**Task**.
Count the lines in the entries below that mention the string "Fourier", then write that number by itself.

**Material for this exercise**.
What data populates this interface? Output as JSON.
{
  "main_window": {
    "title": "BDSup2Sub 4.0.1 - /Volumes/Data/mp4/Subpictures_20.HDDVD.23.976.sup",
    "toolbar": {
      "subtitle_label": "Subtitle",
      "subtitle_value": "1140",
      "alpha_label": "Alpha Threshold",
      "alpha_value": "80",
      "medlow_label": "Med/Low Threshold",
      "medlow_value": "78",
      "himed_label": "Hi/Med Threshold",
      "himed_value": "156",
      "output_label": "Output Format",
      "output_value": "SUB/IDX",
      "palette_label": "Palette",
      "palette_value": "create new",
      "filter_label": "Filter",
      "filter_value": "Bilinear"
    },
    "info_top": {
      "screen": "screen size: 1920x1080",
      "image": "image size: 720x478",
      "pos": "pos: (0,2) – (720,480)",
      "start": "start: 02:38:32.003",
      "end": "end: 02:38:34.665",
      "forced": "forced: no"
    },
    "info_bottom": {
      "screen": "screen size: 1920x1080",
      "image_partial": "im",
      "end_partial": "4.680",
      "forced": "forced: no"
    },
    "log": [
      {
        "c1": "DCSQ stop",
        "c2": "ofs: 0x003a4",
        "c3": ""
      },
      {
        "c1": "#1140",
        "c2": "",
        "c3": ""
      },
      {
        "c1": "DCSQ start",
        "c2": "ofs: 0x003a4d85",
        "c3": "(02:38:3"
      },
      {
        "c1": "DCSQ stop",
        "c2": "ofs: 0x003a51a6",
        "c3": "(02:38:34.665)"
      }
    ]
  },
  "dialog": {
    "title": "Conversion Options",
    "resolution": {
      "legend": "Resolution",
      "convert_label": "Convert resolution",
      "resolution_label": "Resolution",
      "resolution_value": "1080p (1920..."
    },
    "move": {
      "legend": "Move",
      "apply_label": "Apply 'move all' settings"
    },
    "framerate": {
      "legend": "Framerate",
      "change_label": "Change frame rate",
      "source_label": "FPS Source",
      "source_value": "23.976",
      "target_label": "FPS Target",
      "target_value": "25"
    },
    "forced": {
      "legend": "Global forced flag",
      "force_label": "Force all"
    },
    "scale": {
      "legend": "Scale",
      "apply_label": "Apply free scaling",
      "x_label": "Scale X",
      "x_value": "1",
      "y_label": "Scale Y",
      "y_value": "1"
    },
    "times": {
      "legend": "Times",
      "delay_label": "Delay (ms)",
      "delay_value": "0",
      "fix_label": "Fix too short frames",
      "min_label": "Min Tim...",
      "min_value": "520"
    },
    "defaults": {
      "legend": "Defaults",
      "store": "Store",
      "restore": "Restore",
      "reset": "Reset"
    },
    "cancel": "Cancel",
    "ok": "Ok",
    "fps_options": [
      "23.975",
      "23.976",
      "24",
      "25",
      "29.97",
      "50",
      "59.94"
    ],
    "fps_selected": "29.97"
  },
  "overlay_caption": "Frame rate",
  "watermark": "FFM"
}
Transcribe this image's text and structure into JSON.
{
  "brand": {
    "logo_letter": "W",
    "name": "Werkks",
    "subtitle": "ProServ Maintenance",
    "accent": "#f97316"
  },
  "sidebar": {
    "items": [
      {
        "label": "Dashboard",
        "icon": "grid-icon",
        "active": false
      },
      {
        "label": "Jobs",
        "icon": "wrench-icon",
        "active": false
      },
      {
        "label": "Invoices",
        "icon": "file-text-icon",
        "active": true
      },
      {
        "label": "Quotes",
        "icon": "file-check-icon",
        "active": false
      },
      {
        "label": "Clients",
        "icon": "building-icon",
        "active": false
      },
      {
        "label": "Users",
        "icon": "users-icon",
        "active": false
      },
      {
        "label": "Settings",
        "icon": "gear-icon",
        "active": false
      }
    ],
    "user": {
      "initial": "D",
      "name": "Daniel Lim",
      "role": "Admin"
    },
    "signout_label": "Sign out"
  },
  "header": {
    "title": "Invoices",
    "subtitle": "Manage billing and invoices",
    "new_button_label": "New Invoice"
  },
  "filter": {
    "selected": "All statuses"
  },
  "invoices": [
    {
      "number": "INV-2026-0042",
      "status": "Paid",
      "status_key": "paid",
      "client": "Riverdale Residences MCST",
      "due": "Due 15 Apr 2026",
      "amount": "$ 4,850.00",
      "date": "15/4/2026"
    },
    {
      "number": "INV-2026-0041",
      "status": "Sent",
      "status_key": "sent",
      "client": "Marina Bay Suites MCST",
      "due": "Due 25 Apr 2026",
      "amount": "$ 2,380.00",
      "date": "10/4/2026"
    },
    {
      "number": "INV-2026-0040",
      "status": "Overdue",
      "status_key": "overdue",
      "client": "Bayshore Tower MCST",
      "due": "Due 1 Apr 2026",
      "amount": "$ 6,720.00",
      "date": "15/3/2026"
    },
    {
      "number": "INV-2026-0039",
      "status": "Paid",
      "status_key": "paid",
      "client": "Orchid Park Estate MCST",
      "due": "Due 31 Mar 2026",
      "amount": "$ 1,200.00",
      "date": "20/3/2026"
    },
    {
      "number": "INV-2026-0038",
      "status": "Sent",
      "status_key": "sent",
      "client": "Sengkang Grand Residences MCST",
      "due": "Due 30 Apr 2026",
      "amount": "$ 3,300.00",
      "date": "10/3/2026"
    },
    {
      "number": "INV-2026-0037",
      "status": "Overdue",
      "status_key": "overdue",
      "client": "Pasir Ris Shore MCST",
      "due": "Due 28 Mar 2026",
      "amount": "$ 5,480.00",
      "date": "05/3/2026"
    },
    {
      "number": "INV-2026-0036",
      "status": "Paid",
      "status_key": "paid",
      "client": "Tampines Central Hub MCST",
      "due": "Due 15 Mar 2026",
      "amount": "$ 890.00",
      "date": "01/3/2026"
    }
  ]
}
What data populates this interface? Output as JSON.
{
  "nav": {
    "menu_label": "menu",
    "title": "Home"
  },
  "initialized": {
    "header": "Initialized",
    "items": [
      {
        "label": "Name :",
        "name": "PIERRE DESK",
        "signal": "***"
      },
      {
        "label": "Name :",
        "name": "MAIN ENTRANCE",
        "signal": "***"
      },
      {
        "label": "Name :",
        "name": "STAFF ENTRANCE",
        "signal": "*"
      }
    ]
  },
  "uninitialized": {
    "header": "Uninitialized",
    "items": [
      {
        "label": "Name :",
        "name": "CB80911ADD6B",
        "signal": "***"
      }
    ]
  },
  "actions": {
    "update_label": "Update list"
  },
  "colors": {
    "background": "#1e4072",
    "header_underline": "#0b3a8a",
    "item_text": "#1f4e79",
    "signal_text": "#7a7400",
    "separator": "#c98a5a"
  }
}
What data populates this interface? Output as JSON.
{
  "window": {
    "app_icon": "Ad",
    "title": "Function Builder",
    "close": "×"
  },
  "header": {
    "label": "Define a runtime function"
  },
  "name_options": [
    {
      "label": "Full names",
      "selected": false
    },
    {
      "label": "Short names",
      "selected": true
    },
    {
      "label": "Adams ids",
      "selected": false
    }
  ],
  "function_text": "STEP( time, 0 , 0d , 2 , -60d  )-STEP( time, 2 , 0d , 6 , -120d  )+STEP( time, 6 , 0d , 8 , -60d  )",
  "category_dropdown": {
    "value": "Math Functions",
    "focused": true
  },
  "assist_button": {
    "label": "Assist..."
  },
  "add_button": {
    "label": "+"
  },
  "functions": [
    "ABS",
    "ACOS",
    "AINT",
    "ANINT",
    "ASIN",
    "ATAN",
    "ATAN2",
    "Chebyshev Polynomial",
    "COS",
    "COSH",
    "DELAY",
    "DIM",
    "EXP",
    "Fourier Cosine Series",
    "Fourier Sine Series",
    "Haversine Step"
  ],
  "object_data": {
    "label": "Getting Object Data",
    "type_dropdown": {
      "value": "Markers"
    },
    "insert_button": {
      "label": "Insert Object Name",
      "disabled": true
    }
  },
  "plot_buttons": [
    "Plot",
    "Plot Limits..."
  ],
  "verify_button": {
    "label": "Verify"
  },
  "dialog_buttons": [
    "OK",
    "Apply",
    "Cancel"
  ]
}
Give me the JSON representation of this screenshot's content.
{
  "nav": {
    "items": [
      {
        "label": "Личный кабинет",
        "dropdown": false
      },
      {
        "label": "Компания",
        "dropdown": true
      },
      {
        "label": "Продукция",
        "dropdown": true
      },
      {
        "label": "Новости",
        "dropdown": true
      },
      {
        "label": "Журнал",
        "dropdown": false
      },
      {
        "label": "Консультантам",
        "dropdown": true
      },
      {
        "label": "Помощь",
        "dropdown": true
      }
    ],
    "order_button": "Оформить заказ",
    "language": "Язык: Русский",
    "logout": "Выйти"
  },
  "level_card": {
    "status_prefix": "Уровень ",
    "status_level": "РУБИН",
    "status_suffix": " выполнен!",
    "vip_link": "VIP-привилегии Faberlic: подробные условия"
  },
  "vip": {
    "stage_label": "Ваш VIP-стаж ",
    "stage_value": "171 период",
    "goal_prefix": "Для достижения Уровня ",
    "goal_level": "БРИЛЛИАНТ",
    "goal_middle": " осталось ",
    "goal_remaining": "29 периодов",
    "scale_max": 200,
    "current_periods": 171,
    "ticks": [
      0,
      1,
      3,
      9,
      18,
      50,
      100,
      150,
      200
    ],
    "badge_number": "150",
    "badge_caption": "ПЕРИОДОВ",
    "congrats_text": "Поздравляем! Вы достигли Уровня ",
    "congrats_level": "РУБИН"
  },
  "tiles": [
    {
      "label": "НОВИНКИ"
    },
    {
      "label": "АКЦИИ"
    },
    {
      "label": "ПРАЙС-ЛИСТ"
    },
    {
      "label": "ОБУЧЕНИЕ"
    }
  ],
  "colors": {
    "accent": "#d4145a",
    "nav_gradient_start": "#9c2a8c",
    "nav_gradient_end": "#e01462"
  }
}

**Answer to this problem**.
2